Excerpts from an interface dataset
======

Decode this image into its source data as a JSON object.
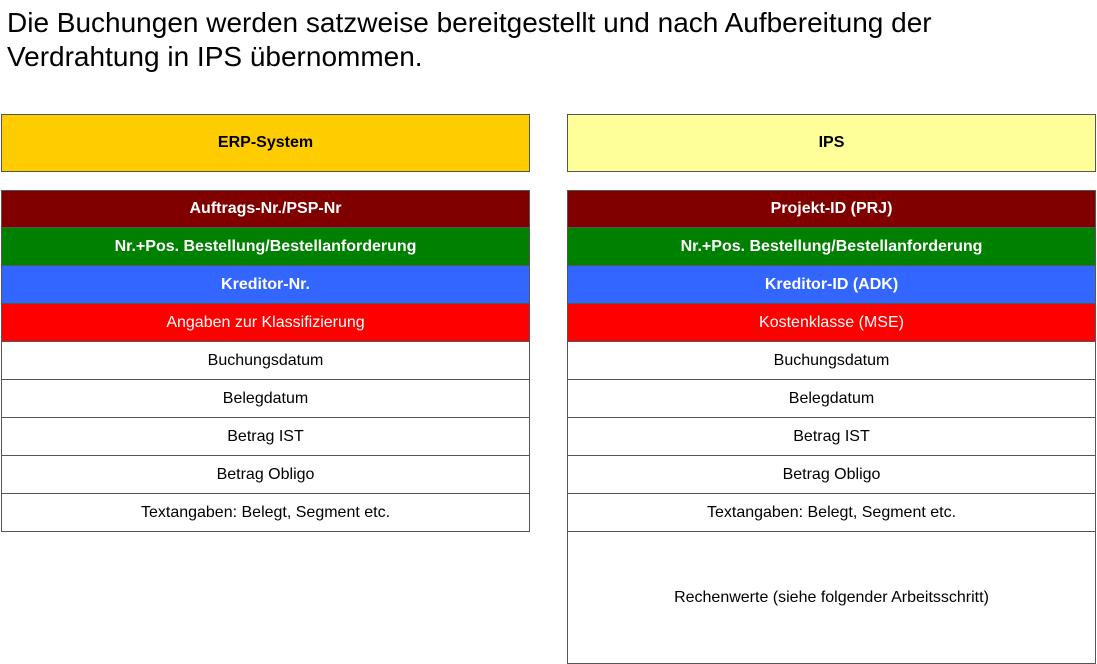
{
  "headline": "Die Buchungen werden satzweise bereitgestellt und nach Aufbereitung der Verdrahtung in IPS übernommen.",
  "colors": {
    "erp_header": "#FFCC00",
    "ips_header": "#FFFF99",
    "maroon": "#800000",
    "green": "#008000",
    "blue": "#3366FF",
    "red": "#FF0000",
    "white": "#FFFFFF"
  },
  "left": {
    "title": "ERP-System",
    "fields": [
      "Auftrags-Nr./PSP-Nr",
      "Nr.+Pos.  Bestellung/Bestellanforderung",
      "Kreditor-Nr.",
      "Angaben zur Klassifizierung",
      "Buchungsdatum",
      "Belegdatum",
      "Betrag IST",
      "Betrag Obligo",
      "Textangaben: Belegt, Segment etc."
    ]
  },
  "right": {
    "title": "IPS",
    "fields": [
      "Projekt-ID (PRJ)",
      "Nr.+Pos.  Bestellung/Bestellanforderung",
      "Kreditor-ID (ADK)",
      "Kostenklasse (MSE)",
      "Buchungsdatum",
      "Belegdatum",
      "Betrag IST",
      "Betrag Obligo",
      "Textangaben: Belegt, Segment etc.",
      "Rechenwerte (siehe folgender Arbeitsschritt)"
    ]
  }
}
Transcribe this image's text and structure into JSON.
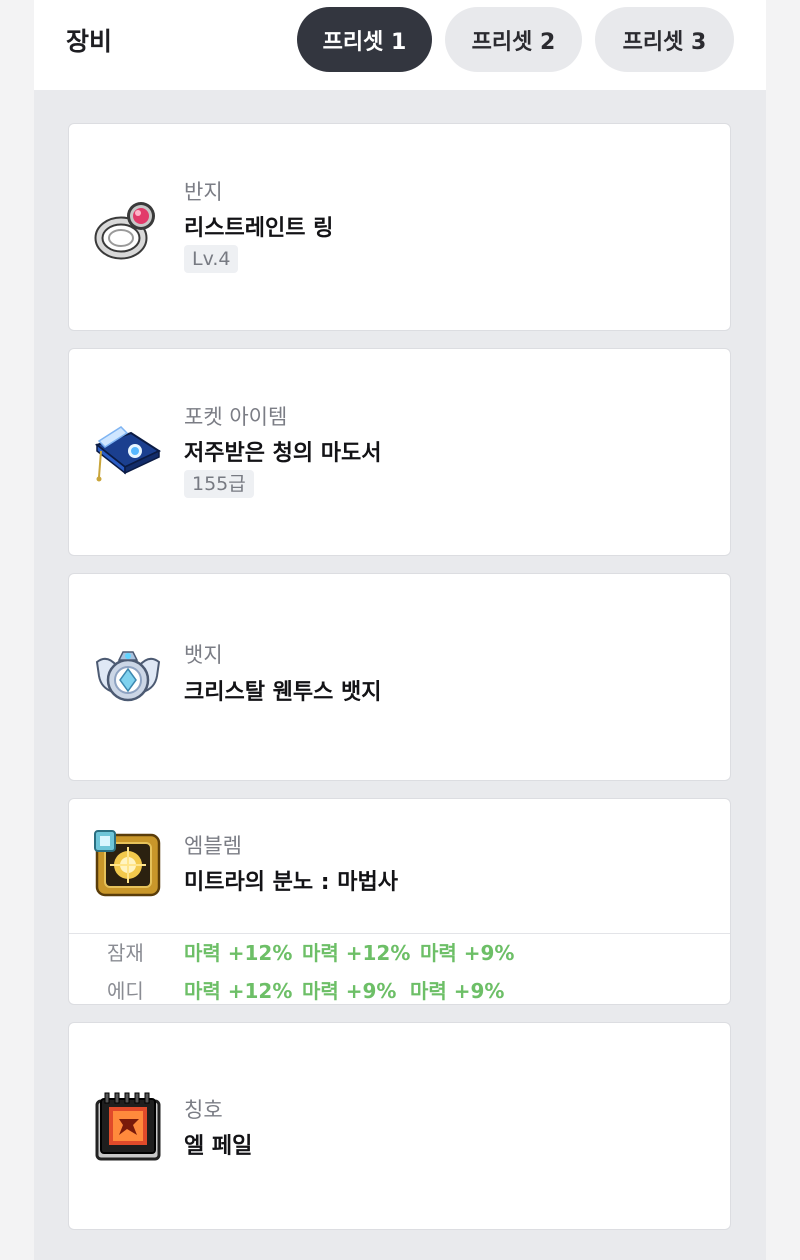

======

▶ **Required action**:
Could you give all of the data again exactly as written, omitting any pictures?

▶ **Output for this task**:
Decode this image into its source data as a JSON object.
{
  "headline": "Die Buchungen werden satzweise bereitgestellt und nach Aufbereitung der Verdrahtung in IPS übernommen.",
  "colors": {
    "erp_header": "#FFCC00",
    "ips_header": "#FFFF99",
    "maroon": "#800000",
    "green": "#008000",
    "blue": "#3366FF",
    "red": "#FF0000",
    "white": "#FFFFFF"
  },
  "left": {
    "title": "ERP-System",
    "fields": [
      "Auftrags-Nr./PSP-Nr",
      "Nr.+Pos.  Bestellung/Bestellanforderung",
      "Kreditor-Nr.",
      "Angaben zur Klassifizierung",
      "Buchungsdatum",
      "Belegdatum",
      "Betrag IST",
      "Betrag Obligo",
      "Textangaben: Belegt, Segment etc."
    ]
  },
  "right": {
    "title": "IPS",
    "fields": [
      "Projekt-ID (PRJ)",
      "Nr.+Pos.  Bestellung/Bestellanforderung",
      "Kreditor-ID (ADK)",
      "Kostenklasse (MSE)",
      "Buchungsdatum",
      "Belegdatum",
      "Betrag IST",
      "Betrag Obligo",
      "Textangaben: Belegt, Segment etc.",
      "Rechenwerte (siehe folgender Arbeitsschritt)"
    ]
  }
}
Transcribe this image's text and structure into JSON.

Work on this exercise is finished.